=== WORK INSTRUCTIONS ===
Listed below are entries; give the number of lines among them that include "JSON", and only that number.

=== MATERIAL SUPPLIED ===

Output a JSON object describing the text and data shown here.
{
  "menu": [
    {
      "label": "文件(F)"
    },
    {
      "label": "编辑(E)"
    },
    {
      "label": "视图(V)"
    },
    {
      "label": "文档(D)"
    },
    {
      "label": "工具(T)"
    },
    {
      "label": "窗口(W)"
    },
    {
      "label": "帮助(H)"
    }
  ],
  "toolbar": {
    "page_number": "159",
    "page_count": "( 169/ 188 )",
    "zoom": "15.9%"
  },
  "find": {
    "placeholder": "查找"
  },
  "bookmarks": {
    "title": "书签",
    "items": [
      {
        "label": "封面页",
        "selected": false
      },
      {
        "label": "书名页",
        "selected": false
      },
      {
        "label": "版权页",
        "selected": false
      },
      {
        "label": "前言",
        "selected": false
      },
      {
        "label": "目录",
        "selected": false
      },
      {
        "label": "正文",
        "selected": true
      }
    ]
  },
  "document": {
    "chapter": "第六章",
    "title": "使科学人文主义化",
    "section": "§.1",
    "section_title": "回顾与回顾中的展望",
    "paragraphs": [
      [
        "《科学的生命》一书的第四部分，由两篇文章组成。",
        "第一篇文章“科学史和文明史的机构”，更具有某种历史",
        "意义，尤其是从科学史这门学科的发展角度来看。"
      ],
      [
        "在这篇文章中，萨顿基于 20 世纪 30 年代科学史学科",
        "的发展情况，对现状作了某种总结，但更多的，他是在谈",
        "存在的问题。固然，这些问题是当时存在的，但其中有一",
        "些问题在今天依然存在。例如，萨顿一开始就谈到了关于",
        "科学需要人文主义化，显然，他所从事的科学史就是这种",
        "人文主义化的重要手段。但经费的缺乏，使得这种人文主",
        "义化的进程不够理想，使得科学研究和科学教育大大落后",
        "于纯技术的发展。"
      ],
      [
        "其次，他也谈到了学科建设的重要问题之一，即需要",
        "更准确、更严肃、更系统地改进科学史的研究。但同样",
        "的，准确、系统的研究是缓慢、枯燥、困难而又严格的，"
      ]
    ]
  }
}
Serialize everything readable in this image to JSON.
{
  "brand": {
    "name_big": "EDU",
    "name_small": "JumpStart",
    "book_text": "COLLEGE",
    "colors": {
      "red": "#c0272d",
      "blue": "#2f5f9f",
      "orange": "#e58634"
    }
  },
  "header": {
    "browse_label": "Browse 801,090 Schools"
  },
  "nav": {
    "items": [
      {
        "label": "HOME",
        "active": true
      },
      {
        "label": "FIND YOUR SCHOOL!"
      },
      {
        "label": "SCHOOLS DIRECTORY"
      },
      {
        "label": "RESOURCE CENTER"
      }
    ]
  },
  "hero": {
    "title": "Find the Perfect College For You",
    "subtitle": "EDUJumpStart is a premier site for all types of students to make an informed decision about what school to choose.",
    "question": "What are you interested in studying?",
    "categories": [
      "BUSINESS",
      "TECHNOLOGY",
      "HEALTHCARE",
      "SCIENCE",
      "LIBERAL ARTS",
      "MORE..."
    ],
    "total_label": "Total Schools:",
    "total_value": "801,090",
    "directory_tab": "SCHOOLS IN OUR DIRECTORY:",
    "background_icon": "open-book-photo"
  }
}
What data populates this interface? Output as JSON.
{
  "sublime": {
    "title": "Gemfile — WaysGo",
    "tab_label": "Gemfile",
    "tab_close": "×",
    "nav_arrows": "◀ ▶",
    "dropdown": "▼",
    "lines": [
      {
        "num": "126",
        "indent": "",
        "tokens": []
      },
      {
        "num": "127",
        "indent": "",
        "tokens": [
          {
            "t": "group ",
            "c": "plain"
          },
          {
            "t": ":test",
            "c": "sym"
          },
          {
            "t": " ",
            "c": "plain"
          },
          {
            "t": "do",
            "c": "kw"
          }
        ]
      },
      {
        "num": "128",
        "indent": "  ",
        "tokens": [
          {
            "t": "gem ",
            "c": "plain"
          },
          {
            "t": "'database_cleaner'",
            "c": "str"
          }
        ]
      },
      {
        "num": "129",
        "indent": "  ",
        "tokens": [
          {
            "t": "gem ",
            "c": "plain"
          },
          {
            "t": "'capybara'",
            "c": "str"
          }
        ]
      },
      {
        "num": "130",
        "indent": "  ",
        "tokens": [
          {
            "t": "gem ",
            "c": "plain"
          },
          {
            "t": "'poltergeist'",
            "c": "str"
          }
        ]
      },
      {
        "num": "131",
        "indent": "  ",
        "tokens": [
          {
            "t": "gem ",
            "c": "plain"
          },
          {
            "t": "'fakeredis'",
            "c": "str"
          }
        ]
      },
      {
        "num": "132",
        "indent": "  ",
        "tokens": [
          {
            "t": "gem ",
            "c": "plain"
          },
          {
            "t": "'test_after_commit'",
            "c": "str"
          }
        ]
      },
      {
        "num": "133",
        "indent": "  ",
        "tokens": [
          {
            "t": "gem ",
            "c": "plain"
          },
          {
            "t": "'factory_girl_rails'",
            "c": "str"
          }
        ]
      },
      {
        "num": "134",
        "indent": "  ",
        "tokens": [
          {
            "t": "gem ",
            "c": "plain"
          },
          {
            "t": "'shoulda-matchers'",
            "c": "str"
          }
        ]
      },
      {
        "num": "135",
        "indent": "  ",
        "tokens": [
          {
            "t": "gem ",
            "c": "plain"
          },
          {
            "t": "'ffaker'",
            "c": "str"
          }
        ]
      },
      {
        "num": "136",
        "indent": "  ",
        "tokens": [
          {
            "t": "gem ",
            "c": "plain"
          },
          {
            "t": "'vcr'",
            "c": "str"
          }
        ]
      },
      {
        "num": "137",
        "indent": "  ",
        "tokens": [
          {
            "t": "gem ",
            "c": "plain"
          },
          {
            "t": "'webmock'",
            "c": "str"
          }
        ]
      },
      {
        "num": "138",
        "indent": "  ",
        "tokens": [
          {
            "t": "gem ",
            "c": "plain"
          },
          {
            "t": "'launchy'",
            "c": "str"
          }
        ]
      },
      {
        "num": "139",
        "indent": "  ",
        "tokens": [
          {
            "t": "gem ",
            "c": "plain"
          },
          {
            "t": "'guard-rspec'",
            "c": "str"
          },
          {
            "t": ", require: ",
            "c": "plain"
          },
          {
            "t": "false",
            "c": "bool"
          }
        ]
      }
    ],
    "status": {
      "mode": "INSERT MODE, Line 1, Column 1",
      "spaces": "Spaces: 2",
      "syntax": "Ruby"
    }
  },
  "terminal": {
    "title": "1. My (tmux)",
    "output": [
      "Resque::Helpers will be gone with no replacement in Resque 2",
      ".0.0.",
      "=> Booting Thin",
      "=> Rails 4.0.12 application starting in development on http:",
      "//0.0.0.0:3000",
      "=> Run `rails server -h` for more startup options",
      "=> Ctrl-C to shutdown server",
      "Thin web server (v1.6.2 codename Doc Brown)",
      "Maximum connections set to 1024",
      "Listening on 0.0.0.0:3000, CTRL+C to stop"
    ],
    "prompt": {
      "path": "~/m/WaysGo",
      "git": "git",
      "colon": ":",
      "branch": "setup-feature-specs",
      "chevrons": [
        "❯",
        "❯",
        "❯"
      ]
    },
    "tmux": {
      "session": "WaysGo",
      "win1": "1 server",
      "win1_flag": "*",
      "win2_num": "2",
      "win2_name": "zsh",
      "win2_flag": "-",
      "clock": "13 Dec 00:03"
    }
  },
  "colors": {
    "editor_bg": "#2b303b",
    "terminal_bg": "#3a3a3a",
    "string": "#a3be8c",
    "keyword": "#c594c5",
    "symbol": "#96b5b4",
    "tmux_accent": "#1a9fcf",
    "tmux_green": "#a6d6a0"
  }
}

=== RESPONSE TO THE TASK ===
3